> _Directions for this task_
Start to finish, the listing must be rewritten exactly.

════════════════

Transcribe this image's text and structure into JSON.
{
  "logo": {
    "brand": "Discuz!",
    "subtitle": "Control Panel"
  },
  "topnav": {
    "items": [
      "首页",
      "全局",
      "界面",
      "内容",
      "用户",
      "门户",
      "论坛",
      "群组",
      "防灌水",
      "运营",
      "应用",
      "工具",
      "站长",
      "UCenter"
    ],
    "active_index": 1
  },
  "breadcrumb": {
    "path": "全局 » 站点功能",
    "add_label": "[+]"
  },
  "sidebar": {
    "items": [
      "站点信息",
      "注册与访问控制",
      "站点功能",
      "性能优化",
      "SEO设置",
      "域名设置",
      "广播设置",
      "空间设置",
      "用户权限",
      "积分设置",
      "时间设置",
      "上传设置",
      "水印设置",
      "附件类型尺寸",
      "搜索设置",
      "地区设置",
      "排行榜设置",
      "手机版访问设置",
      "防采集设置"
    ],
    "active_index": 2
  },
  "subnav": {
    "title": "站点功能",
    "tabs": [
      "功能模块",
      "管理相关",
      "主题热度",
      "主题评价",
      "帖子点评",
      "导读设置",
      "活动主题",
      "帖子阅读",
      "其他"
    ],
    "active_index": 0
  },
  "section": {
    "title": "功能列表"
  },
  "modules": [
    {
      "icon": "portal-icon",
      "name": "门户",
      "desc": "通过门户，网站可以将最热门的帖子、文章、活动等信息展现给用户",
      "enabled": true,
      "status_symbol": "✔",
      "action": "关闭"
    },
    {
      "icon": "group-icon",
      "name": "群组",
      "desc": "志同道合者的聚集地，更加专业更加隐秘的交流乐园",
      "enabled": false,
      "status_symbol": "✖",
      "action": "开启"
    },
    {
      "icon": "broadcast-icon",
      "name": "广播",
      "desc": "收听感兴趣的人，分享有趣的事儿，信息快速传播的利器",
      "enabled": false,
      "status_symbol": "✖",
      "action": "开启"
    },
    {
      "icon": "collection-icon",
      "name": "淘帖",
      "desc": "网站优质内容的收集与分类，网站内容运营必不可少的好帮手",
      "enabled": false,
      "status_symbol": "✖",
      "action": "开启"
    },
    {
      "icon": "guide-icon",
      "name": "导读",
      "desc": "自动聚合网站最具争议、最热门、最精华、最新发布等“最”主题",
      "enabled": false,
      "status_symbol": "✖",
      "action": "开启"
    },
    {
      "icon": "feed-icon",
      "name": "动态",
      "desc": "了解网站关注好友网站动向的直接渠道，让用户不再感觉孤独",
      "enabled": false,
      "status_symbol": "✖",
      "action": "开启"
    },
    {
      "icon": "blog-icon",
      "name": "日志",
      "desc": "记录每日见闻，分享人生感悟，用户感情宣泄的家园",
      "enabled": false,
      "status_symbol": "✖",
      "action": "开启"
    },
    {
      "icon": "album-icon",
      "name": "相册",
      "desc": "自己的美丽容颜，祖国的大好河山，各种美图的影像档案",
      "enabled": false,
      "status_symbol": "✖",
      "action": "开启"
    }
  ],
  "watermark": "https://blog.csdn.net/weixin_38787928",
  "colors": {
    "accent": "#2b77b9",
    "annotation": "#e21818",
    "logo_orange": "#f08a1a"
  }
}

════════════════

> _Task solution_
Transcribe this image's text and structure into JSON.
{
  "logo": {
    "brand": "Discuz!",
    "subtitle": "Control Panel"
  },
  "topnav": {
    "items": [
      "首页",
      "全局",
      "界面",
      "内容",
      "用户",
      "门户",
      "论坛",
      "群组",
      "防灌水",
      "运营",
      "应用",
      "工具",
      "站长",
      "UCenter"
    ],
    "active_index": 1
  },
  "breadcrumb": {
    "path": "全局 » 站点功能",
    "add_label": "[+]"
  },
  "sidebar": {
    "items": [
      "站点信息",
      "注册与访问控制",
      "站点功能",
      "性能优化",
      "SEO设置",
      "域名设置",
      "广播设置",
      "空间设置",
      "用户权限",
      "积分设置",
      "时间设置",
      "上传设置",
      "水印设置",
      "附件类型尺寸",
      "搜索设置",
      "地区设置",
      "排行榜设置",
      "手机版访问设置",
      "防采集设置"
    ],
    "active_index": 2
  },
  "subnav": {
    "title": "站点功能",
    "tabs": [
      "功能模块",
      "管理相关",
      "主题热度",
      "主题评价",
      "帖子点评",
      "导读设置",
      "活动主题",
      "帖子阅读",
      "其他"
    ],
    "active_index": 0
  },
  "section": {
    "title": "功能列表"
  },
  "modules": [
    {
      "icon": "portal-icon",
      "name": "门户",
      "desc": "通过门户，网站可以将最热门的帖子、文章、活动等信息展现给用户",
      "enabled": true,
      "status_symbol": "✔",
      "action": "关闭"
    },
    {
      "icon": "group-icon",
      "name": "群组",
      "desc": "志同道合者的聚集地，更加专业更加隐秘的交流乐园",
      "enabled": false,
      "status_symbol": "✖",
      "action": "开启"
    },
    {
      "icon": "broadcast-icon",
      "name": "广播",
      "desc": "收听感兴趣的人，分享有趣的事儿，信息快速传播的利器",
      "enabled": false,
      "status_symbol": "✖",
      "action": "开启"
    },
    {
      "icon": "collection-icon",
      "name": "淘帖",
      "desc": "网站优质内容的收集与分类，网站内容运营必不可少的好帮手",
      "enabled": false,
      "status_symbol": "✖",
      "action": "开启"
    },
    {
      "icon": "guide-icon",
      "name": "导读",
      "desc": "自动聚合网站最具争议、最热门、最精华、最新发布等“最”主题",
      "enabled": false,
      "status_symbol": "✖",
      "action": "开启"
    },
    {
      "icon": "feed-icon",
      "name": "动态",
      "desc": "了解网站关注好友网站动向的直接渠道，让用户不再感觉孤独",
      "enabled": false,
      "status_symbol": "✖",
      "action": "开启"
    },
    {
      "icon": "blog-icon",
      "name": "日志",
      "desc": "记录每日见闻，分享人生感悟，用户感情宣泄的家园",
      "enabled": false,
      "status_symbol": "✖",
      "action": "开启"
    },
    {
      "icon": "album-icon",
      "name": "相册",
      "desc": "自己的美丽容颜，祖国的大好河山，各种美图的影像档案",
      "enabled": false,
      "status_symbol": "✖",
      "action": "开启"
    }
  ],
  "watermark": "https://blog.csdn.net/weixin_38787928",
  "colors": {
    "accent": "#2b77b9",
    "annotation": "#e21818",
    "logo_orange": "#f08a1a"
  }
}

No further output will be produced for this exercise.